Bishop Wilfred Anagbe of Nigeria has shared details of the worsening persecution of Christians in Nigeria, accusing members of the government in the country of being complicit in what he called a Christian “genocide” and an erasure of the Christian presence from Nigeria.
Bishop Anagbe, who leads the Makurdi Diocese in Nigeria, warned that if greater action is not taken he believes the Christian population, which currently numbers over 86 million, roughly half of the country’s total populace, could disappear entirely in the next few decades.
Though the Nigerian Christian population is massive, and widely known as having some of the most devoted faithful in the world, the bishop said the Christian presence in Nigeria is “gradually and systematically” being reduced by radical Islamists through “killings, kidnappings, torture, and burning of churches.”
In the last decade alone, since taking up the leadership of his diocese in the country’s central Benue state, Bishop Anagbe said that he has lost 160 churches because of attacks that he said are being perpetrated by radical members of a Muslim tribe known as the Fulani.
The bishop is in Washington, D.C., this week to bring attention to the crisis in Nigeria, and to also participate in the International Religious Freedom Summit, taking place January 30–31.
He gave his remarks on the morning of Tuesday, January 30, at a breakfast in the House Rayburn Office Building. The summit was organized by the papal relief group Aid to the Church in Need.
The bishop said that during his time as shepherd of Makurdi, he has had to, on many occasions, console his flock after an attack. Massacres such as the Good Friday attack in April 2023, which killed 43 Catholics in an elementary school, have become commonplace in his diocese, Anagbe said.
The Makurdi Diocese is not the only one suffering these attacks. As recently, in December 2023, more than 200 Nigerian Christians were killed in a series of Christmas attacks in the nearby state of Plateau from December 23–25.
As part of his presentation, Bishop Anagbe showed several gruesome images of brutally murdered women, men, babies, and children, many with their bodies torn apart or heads and limbs bearing the marks of machete blows, all martyred for their faith in God by the Fulani.
The situation is not any better for those who survive the attacks. About 3 million refugees, called internally displaced persons (IDPs), currently live in massive shanty camps throughout Nigeria. Without money or resources, unable to return to their destroyed homes for fear of being murdered, and with nowhere else to go, these millions of Christians live in the poorest conditions as refugees in their own country, the bishop said.
“When you go where they are in the camps, you don’t know what to preach. It’s difficult to console them, to support them, to share with them, to fear with them, and it’s every day other people are coming in,” Anagbe said, adding that the poor conditions make the children highly susceptible to human trafficking, child labor, and organ harvesting.
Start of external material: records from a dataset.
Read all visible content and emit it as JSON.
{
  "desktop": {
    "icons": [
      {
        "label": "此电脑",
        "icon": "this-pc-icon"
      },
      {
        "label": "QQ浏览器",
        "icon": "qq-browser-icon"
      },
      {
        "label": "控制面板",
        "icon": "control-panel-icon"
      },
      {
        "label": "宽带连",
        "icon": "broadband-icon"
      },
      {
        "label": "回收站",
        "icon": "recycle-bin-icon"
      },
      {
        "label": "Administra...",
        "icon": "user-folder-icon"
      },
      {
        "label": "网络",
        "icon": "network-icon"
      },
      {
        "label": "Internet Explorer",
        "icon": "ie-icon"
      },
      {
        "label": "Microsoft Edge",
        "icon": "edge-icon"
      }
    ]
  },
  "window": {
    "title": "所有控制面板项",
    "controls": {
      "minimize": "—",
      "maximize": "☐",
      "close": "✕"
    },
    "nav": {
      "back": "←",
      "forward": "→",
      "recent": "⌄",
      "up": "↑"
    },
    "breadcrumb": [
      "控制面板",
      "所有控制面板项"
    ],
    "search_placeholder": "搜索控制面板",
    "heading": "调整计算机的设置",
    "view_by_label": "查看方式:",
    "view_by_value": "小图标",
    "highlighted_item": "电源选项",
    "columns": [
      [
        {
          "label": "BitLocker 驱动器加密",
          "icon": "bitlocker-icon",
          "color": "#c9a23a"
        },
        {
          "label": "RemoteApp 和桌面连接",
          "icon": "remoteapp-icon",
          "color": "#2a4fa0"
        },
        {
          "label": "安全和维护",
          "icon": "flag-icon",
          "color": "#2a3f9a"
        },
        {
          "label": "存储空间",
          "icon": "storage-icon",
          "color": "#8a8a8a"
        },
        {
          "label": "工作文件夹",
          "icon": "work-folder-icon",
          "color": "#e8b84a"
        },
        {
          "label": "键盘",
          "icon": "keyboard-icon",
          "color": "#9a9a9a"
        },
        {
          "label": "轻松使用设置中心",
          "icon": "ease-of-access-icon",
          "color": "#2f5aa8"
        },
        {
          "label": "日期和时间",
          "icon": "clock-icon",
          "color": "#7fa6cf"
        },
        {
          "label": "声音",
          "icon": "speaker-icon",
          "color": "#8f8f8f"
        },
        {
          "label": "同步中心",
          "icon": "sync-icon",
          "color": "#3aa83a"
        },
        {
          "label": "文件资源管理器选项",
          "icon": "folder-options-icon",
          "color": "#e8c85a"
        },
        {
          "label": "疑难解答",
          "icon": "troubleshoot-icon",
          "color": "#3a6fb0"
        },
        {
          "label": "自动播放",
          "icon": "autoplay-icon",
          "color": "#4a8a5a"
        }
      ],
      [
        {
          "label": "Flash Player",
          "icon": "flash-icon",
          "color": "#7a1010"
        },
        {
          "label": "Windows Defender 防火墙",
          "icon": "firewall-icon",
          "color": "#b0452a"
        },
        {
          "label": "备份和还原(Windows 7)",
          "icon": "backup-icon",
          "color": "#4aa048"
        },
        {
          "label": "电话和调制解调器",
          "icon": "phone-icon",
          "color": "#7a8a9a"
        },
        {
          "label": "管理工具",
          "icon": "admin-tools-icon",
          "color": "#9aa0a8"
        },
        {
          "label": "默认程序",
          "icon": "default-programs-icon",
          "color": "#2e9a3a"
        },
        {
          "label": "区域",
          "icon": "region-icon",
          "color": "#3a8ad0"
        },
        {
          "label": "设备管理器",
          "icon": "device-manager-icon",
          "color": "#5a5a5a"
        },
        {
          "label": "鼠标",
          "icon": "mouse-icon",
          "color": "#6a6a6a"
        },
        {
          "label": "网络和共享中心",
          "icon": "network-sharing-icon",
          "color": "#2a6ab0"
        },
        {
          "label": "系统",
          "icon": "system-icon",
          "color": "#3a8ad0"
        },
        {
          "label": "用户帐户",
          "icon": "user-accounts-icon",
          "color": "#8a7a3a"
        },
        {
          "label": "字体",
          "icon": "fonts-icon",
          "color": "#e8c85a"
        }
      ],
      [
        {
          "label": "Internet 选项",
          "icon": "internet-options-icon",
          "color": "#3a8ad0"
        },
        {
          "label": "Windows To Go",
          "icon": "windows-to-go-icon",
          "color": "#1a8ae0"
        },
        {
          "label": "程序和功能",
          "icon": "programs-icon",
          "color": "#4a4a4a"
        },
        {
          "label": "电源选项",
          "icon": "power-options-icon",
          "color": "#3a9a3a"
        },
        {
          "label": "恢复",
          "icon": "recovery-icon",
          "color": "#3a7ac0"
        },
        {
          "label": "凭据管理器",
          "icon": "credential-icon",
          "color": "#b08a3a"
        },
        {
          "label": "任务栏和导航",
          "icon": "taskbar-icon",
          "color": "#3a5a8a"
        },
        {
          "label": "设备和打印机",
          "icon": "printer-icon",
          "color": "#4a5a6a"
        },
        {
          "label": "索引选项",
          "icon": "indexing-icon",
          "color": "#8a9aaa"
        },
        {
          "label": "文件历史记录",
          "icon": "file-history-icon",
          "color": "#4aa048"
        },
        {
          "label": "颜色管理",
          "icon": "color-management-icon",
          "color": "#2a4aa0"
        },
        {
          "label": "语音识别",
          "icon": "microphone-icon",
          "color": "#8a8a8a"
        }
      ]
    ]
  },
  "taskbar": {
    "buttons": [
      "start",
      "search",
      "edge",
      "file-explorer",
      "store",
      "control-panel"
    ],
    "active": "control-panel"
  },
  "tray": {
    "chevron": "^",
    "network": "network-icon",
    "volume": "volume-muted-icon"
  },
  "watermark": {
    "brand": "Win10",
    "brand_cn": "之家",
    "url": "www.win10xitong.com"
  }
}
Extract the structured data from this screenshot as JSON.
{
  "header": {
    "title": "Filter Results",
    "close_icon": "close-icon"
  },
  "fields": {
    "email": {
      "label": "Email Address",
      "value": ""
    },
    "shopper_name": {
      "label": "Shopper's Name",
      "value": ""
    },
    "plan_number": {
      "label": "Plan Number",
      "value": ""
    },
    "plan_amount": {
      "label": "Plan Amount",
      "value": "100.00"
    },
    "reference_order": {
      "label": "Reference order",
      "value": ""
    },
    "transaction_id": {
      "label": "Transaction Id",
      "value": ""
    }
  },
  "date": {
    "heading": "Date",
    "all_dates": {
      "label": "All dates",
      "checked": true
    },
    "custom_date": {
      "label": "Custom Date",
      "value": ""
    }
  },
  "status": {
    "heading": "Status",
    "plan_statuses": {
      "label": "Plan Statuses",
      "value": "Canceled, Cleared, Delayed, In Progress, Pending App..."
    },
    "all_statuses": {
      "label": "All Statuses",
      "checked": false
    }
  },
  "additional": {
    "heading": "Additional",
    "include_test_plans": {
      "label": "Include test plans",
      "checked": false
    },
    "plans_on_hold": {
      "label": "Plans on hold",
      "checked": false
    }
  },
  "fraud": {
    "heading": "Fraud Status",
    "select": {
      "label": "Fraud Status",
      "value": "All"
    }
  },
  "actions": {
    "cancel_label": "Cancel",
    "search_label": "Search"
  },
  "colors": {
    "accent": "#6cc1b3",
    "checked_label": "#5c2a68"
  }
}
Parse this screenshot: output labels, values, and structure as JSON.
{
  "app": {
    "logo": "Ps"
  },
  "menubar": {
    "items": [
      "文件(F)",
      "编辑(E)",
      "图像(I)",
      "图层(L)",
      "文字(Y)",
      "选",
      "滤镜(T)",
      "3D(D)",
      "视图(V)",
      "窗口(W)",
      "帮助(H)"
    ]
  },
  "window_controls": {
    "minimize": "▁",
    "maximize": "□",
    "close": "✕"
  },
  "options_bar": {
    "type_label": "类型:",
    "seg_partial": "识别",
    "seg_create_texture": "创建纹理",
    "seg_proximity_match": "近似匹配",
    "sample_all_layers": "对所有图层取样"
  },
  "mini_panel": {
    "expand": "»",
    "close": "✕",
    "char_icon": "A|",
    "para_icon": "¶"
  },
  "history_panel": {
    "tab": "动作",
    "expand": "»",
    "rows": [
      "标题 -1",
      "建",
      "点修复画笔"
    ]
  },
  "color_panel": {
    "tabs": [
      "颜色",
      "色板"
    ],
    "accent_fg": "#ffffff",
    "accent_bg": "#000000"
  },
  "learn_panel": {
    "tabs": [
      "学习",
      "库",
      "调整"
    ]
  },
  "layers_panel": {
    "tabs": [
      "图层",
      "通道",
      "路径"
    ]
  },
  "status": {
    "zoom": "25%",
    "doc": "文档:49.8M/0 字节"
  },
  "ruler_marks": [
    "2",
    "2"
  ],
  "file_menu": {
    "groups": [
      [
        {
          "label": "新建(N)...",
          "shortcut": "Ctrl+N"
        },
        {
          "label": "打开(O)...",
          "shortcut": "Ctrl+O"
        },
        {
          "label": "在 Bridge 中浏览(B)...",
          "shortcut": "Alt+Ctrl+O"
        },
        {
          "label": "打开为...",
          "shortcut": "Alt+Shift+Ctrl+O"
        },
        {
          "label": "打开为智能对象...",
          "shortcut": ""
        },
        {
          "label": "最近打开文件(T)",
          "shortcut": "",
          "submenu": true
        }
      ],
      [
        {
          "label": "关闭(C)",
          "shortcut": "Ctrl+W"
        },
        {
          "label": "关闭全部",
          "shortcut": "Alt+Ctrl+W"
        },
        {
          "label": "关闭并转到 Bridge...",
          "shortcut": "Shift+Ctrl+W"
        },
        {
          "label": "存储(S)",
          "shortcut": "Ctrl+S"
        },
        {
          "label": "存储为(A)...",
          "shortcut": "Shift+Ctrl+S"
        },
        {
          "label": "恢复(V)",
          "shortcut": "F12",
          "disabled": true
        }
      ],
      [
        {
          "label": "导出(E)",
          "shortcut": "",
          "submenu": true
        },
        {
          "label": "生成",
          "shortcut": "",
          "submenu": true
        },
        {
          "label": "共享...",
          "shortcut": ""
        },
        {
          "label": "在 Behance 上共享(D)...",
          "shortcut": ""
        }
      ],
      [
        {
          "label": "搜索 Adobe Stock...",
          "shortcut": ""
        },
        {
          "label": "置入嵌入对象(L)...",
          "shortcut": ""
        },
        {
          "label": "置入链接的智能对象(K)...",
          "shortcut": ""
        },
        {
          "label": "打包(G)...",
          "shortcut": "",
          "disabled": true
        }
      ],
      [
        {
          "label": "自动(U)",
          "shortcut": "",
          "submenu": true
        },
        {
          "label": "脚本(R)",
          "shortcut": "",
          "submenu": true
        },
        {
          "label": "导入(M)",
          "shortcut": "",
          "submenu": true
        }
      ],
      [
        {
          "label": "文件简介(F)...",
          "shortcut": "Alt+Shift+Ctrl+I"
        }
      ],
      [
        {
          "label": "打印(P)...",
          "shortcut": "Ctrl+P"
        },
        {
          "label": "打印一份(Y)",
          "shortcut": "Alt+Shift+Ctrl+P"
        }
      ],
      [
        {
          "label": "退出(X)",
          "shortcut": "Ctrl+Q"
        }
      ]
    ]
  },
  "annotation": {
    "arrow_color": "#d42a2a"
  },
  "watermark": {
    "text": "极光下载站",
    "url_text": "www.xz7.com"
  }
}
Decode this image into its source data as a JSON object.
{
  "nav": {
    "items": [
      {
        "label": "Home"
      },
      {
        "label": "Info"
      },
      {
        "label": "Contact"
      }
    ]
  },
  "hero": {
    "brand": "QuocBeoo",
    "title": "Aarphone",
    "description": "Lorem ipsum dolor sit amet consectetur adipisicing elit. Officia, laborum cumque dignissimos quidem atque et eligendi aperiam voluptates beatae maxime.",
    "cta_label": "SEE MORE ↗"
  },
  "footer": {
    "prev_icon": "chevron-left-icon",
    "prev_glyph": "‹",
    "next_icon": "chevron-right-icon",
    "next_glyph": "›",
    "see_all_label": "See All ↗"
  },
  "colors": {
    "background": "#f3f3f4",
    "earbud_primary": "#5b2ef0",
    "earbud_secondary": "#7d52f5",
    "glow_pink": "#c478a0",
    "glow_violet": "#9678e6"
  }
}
Though initially believing the government was merely participating “in a conspiracy of silence,” Bishop Anagbe said he now believes that the country’s government officials are “concretely supporting, aiding, and abetting the kidnappers and the killers.” This, according to the bishop, is evidenced by the fact that the government has not made a single arrest of any of the terrorists responsible for the many massacres.
The result, he said, is that “the demography of the diocese of the state is gradually shrinking.”
Is the persecution in Nigeria a Christian genocide?
Some Western politicians and media outlets assert that the crisis in Nigeria has been brought on by climate change, which they say is forcing nomadic Fulani herdsmen to fight with Christian farmers over scarce land. Bishop Wilfred Anagbe, however, condemned this narrative as “lies and propaganda.” He said that the Fulani terrorists are first and foremost motivated by the hatred of Christianity.
The bishop told a source that the attacks, which often kill hundreds at a time, are “targeted at Christian Indigenous groups in Nigeria” as “a way of eliminating this group of people who have the same faith from different places.” This, according to him, is the very definition of a religious genocide.
“I keep asking how many mosques have been attacked versus Catholic churches? How many pastors and reverend fathers have been kidnapped versus imams?”
“They’re doing this systematically,” Anagbe said. “When you eliminate people who are not confrontational to you, who didn’t provoke you, and there’s no war, it’s an agenda they have to do.”
The agenda, the bishop said, is the “extermination” of Christianity from Nigeria.